Luke Fischer


Cathedral Cove at Twilight

Like an agnostic, reading
the mystics for the first time
you feel space turning inwards;

a touch of darkness
dyes the fabric of things
though there’s still a way to go

before you reach the chapters
on the soul’s night.
The headland watches

with the wind-hewn
features of an old recluse.
The wash and ebb of waves

loosens knots in the mind;
along with granules of sand,
draws hardened memories away.

The breeze runs its fingers
through your hair; the shore blushes.
You slowly detach like an unmoored raft…

A long blond braid of water
unravels past a mossy ledge
and splits against a pool

that slithers on—scales catching the late light;
under the limpid body, sulphur
and sand are chequered like a fossil.
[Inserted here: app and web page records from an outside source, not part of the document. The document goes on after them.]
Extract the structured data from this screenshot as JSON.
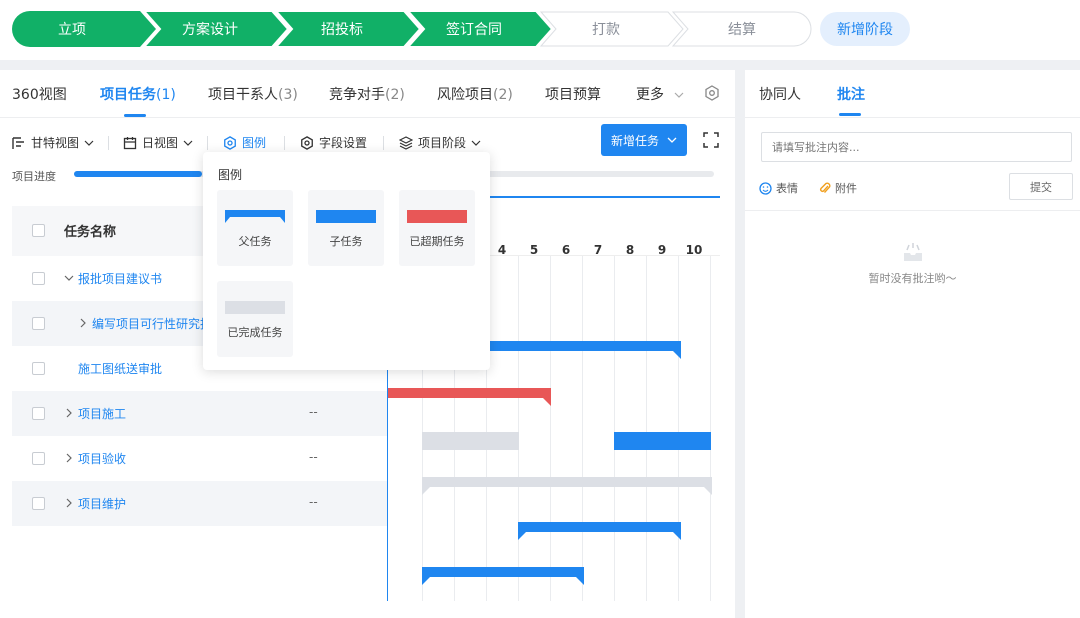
{
  "stages": [
    {
      "label": "立项",
      "status": "done"
    },
    {
      "label": "方案设计",
      "status": "done"
    },
    {
      "label": "招投标",
      "status": "done"
    },
    {
      "label": "签订合同",
      "status": "done"
    },
    {
      "label": "打款",
      "status": "todo"
    },
    {
      "label": "结算",
      "status": "todo"
    }
  ],
  "add_stage_label": "新增阶段",
  "tabs": [
    {
      "label": "360视图",
      "count": ""
    },
    {
      "label": "项目任务",
      "count": "(1)"
    },
    {
      "label": "项目干系人",
      "count": "(3)"
    },
    {
      "label": "竞争对手",
      "count": "(2)"
    },
    {
      "label": "风险项目",
      "count": "(2)"
    },
    {
      "label": "项目预算",
      "count": ""
    },
    {
      "label": "更多",
      "count": ""
    }
  ],
  "toolbar": {
    "gantt_view": "甘特视图",
    "day_view": "日视图",
    "legend": "图例",
    "field_settings": "字段设置",
    "project_stage": "项目阶段",
    "new_task": "新增任务"
  },
  "progress": {
    "label": "项目进度",
    "value": 0.2
  },
  "table": {
    "header": "任务名称",
    "rows": [
      {
        "name": "报批项目建议书",
        "expand": "open",
        "indent": 0,
        "col2": ""
      },
      {
        "name": "编写项目可行性研究报",
        "expand": "closed",
        "indent": 1,
        "col2": ""
      },
      {
        "name": "施工图纸送审批",
        "expand": "none",
        "indent": 0,
        "col2": "--"
      },
      {
        "name": "项目施工",
        "expand": "closed",
        "indent": 0,
        "col2": "--"
      },
      {
        "name": "项目验收",
        "expand": "closed",
        "indent": 0,
        "col2": "--"
      },
      {
        "name": "项目维护",
        "expand": "closed",
        "indent": 0,
        "col2": "--"
      }
    ]
  },
  "gantt": {
    "days": [
      "4",
      "5",
      "6",
      "7",
      "8",
      "9",
      "10"
    ],
    "colors": {
      "parent": "#1f86f0",
      "child": "#1f86f0",
      "overdue": "#e85757",
      "done": "#dcdfe5"
    }
  },
  "legend": {
    "title": "图例",
    "items": [
      {
        "label": "父任务",
        "kind": "parent",
        "color": "#1f86f0"
      },
      {
        "label": "子任务",
        "kind": "child",
        "color": "#1f86f0"
      },
      {
        "label": "已超期任务",
        "kind": "overdue",
        "color": "#e85757"
      },
      {
        "label": "已完成任务",
        "kind": "done",
        "color": "#dcdfe5"
      }
    ]
  },
  "right": {
    "tabs": [
      "协同人",
      "批注"
    ],
    "placeholder": "请填写批注内容...",
    "emoji_label": "表情",
    "attach_label": "附件",
    "submit_label": "提交",
    "empty_text": "暂时没有批注哟～"
  }
}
Gannets glide on silence;
their wingtips decipher
the braille of wind.

One with the threads
of their flight,
you plummet into the sea.



conceals branches behind curtains
         cuts out turrets and places
the shadow puppets against the sky

He pours liquid darkness
                                    through the windows
submerges our house like a shipwreck

Only in daylight are ghost stories
unbelievable      As   things   dissolve
you  make  out   shifting  faces     figures

Your housemates sleep
      cocooned in silence
   the hypnotist’s captives

Sinkers hang from your eyelids
The membrane
between space and dreams

starts to tear and lead is mixed
into the conductor of thoughts They
fail to connect like someone who arrives

at a bus stop and forgets where he’s going
Turned into a caterpillar
you crawl into a curled leaf



After a difficult night
the alarm wakes him
early. He lifts himself
from the bed but not entirely
from sleep—his brain,
a half-formed crystal
still precipitating out of
the solution of dreams.

Hurriedly he dresses
makes his morning coffee
departs—only glimpsing
the generous spread of light
over rooftops, foliage, roads;
the transmutation of a neighbour’s
window. Yet

he feels the sun rise
on the horizon of his mind—
a pristine fountain
just beyond the city,
which trickles through
the undergrowth and
concrete channels
of his day.



Luke Fischer is a poet and scholar. His publications include three authored books: the poetry collection Paths of Flight (Black Pepper, 2013), the monograph The Poet as Phenomenologist: Rilke and the New Poems (Bloomsbury, 2015), and a book of bedtimes stories called The Blue Forest (Lindisfarne Books, 2015). His articles and poems have appeared in leading journals and anthologies. He won the 2012 Overland Judith Wright Poetry Prize, was shortlisted in the 2012 Newcastle Poetry Prize, and commended in the 2013 FAW Anne Elder Award. He was awarded a PhD in 2008 and is an honorary associate in the philosophy department at the University of Sydney. For more information about Luke Fischer, see his website: